Crappy gas station coffee, miles and miles of two-lane blacktop, staring at the south end of RVs driving 15 miles an hour under the speed limit. Classic country playlist and Fred Eaglesmith—three chords and the truth. Mountain passes with conifers, alpine meadows, and giant walls of granite. Signs—Watch for rocks and wildlife—Avalanche area, No stopping or standing between signs. Old mining towns with 25 mile per hour speed limits and crosswalks, slow enough that you can see every brick of the fancy hotels built by Silver Kings on the backs, and sweat, of desperate immigrants—now they're just coffee, fudge, and ice cream shops for tourists. Clear, cold Rocky Mountain snowmelt, big fish. Late night beers and whiskey in some lonely motel room—I'm becoming a caricature of the music I listen to. Sanitize everything, wear a mask, disposable gloves for the gas pumps. Still I wonder if I've done enough. Can't shake the idea of the poetic justice that my end may come, all for a trout. Some may say he had it comin' to him. Road Trip. I wonder if I really want to do this again any time soon.

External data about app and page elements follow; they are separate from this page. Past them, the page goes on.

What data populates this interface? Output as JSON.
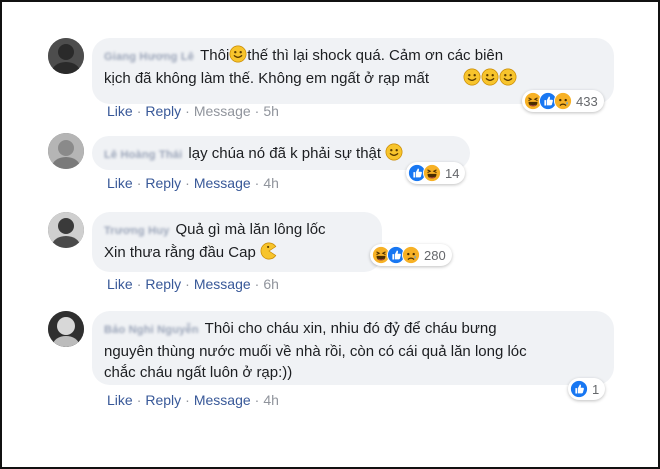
{
  "comments": [
    {
      "author": "Giang Hương Lê",
      "lines": [
        "Thôi",
        "thế thì lại shock quá. Cảm ơn các biên",
        "kịch đã không làm thế. Không em ngất ở rạp mất"
      ],
      "reaction_count": "433",
      "reactions": [
        "haha",
        "like",
        "sad"
      ],
      "actions": {
        "like": "Like",
        "reply": "Reply",
        "message": "Message",
        "time": "5h"
      }
    },
    {
      "author": "Lê Hoàng Thái",
      "lines": [
        "lạy chúa nó đã k phải sự thật"
      ],
      "reaction_count": "14",
      "reactions": [
        "like",
        "haha"
      ],
      "actions": {
        "like": "Like",
        "reply": "Reply",
        "message": "Message",
        "time": "4h"
      }
    },
    {
      "author": "Trương Huy",
      "lines": [
        "Quả gì mà lăn lông lốc",
        "Xin thưa rằng đầu Cap"
      ],
      "reaction_count": "280",
      "reactions": [
        "haha",
        "like",
        "sad"
      ],
      "actions": {
        "like": "Like",
        "reply": "Reply",
        "message": "Message",
        "time": "6h"
      }
    },
    {
      "author": "Bảo Nghi Nguyễn",
      "lines": [
        "Thôi cho cháu xin, nhiu đó đỷ để cháu bưng",
        "nguyên thùng nước muối về nhà rồi, còn có cái quả lăn long lóc",
        "chắc cháu ngất luôn ở rạp:))"
      ],
      "reaction_count": "1",
      "reactions": [
        "like"
      ],
      "actions": {
        "like": "Like",
        "reply": "Reply",
        "message": "Message",
        "time": "4h"
      }
    }
  ],
  "colors": {
    "link": "#385898",
    "bubble": "#f0f2f5",
    "like_blue": "#1877f2",
    "reaction_yellow": "#f7b125"
  },
  "icons": [
    "slightly-smiling-emoji",
    "pacman-emoji",
    "like-reaction-icon",
    "haha-reaction-icon",
    "sad-reaction-icon",
    "avatar"
  ]
}
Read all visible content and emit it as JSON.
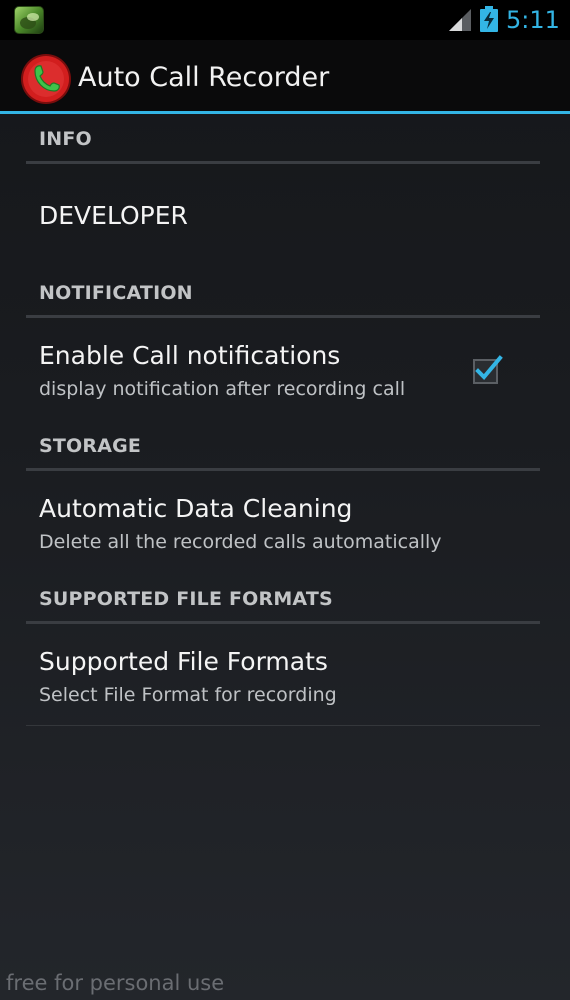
{
  "status_bar": {
    "time": "5:11",
    "icons": {
      "notification": "app-notification-icon",
      "signal": "signal-strength-icon",
      "battery": "battery-charging-icon"
    }
  },
  "action_bar": {
    "title": "Auto Call Recorder",
    "logo_icon": "phone-handset-icon",
    "accent_color": "#33b5e5"
  },
  "preferences": {
    "categories": [
      {
        "label": "INFO",
        "items": [
          {
            "title": "DEVELOPER"
          }
        ]
      },
      {
        "label": "NOTIFICATION",
        "items": [
          {
            "title": "Enable Call notifications",
            "summary": "display notification after recording call",
            "checked": true
          }
        ]
      },
      {
        "label": "STORAGE",
        "items": [
          {
            "title": "Automatic Data Cleaning",
            "summary": "Delete all the recorded calls automatically"
          }
        ]
      },
      {
        "label": "SUPPORTED FILE FORMATS",
        "items": [
          {
            "title": "Supported File Formats",
            "summary": "Select File Format for recording"
          }
        ]
      }
    ]
  },
  "watermark": "free for personal use"
}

How ya'll doin? I know, I know, I know— you don't have to say nothin.' Me too. Well, the water went up this week here on the old San Juan and presently we're at 796 cfs. There was a brief spike up to 900 yesterday and then it almost immediately went back down and I don't know what that was all about, unless someone knocked over a cup of coffee or something on the control panel up there where all these things take place, but we're back to around 800 for now. Anyway, as is typical when we get these increases, the quality of fishing goes down for a few days, and judging by the panicked emails and text messages I received from friends and acquaintances, that's what happened just after this bump in the flow. No cause for alarm here, you're just competing with a lot of other food sources as the increased flow stirs up a lot of bugs and such from the bottom and banks, and fish move around to find new lies and establish a new pecking order. Order will be restored, shortly. Probably, already so. Two days after the increase, I was already seeing fish in new places that I hadn't seen at the lower flow rate and a lot of them not in the places where they had been before. The good news for those of you that have been fishing here a lot in the past few months, now you've got yourself a whole new river to fish. Unfortunately, now you're going to have to spend a few days wandering around finding out where the fish went. For me, that's part of the fun of fishing, figuring out these sorts of nuances and changes and adapting your methods and techniques to overcome them. It keeps things interesting. Kinda the same reason we like to fish different rivers from time to time. By tomorrow I imagine most of these fish will be back to eating the small stuff we fish here that is the staple of their diet, various stages of the midge and baetis lifecycle, but it might be worth your while to experiment with some of the stuff they have been accustomed to seeing for the past few days while it's still fresh in their memory—San Juan worms, chamois leeches, larva patterns, maybe even a bunny leech or two. Most of you know that I like fishing those dry flies, come hell or high water (no pun intended) and I've done quite well on big terrestrial patterns over the past few months—mostly foam ants and PMXs, with a heavier lean toward the PMXs as of late, so that's what I'm going to be doing. In the past, I've had my best results when the water level is somewhere between 500 to 650 cfs with this technique and anything in this 800 and above range seems to make things a little tougher—maybe it's because there's less shallow water to sight fish like I like to do, maybe the fish have more food beneath the surface at the higher water levels, I'm not quite sure, but anyway that's been my experience. Whatever the case, it'll be fun to go out and hunt new fish in some different water. As far as hatches, there hasn't been much that I have seen in recent weeks, at least not enough to spur a lot of rising fish. I did hear of some good PMD hatches and some caddis that had a lot of fish up from Rainbow Lodge down to Hammond Tract last week, but the increased flow may have put that down for a while, based on reports in the past couple days, although it could come back. I don't have a lot of good intel on much of what goes on here in the afternoon, since we've had some pretty unbearable wind that starts around three o'clock that's been relentless since March, so most days I'm back at the car by 4:00. My advice, which I intend to start taking tomorrow, is get out earlier than you used to, in order to get more quality fishing time in. I've never seen the wind like this in the afternoons, this late in the year, and based on the extended weather forecast, it doesn't look like it will be letting up anytime soon. All in all, this still remains a great to fish and these fish are still in great shape. Stay safe and hydrated out there, it gonna be a hot one this week.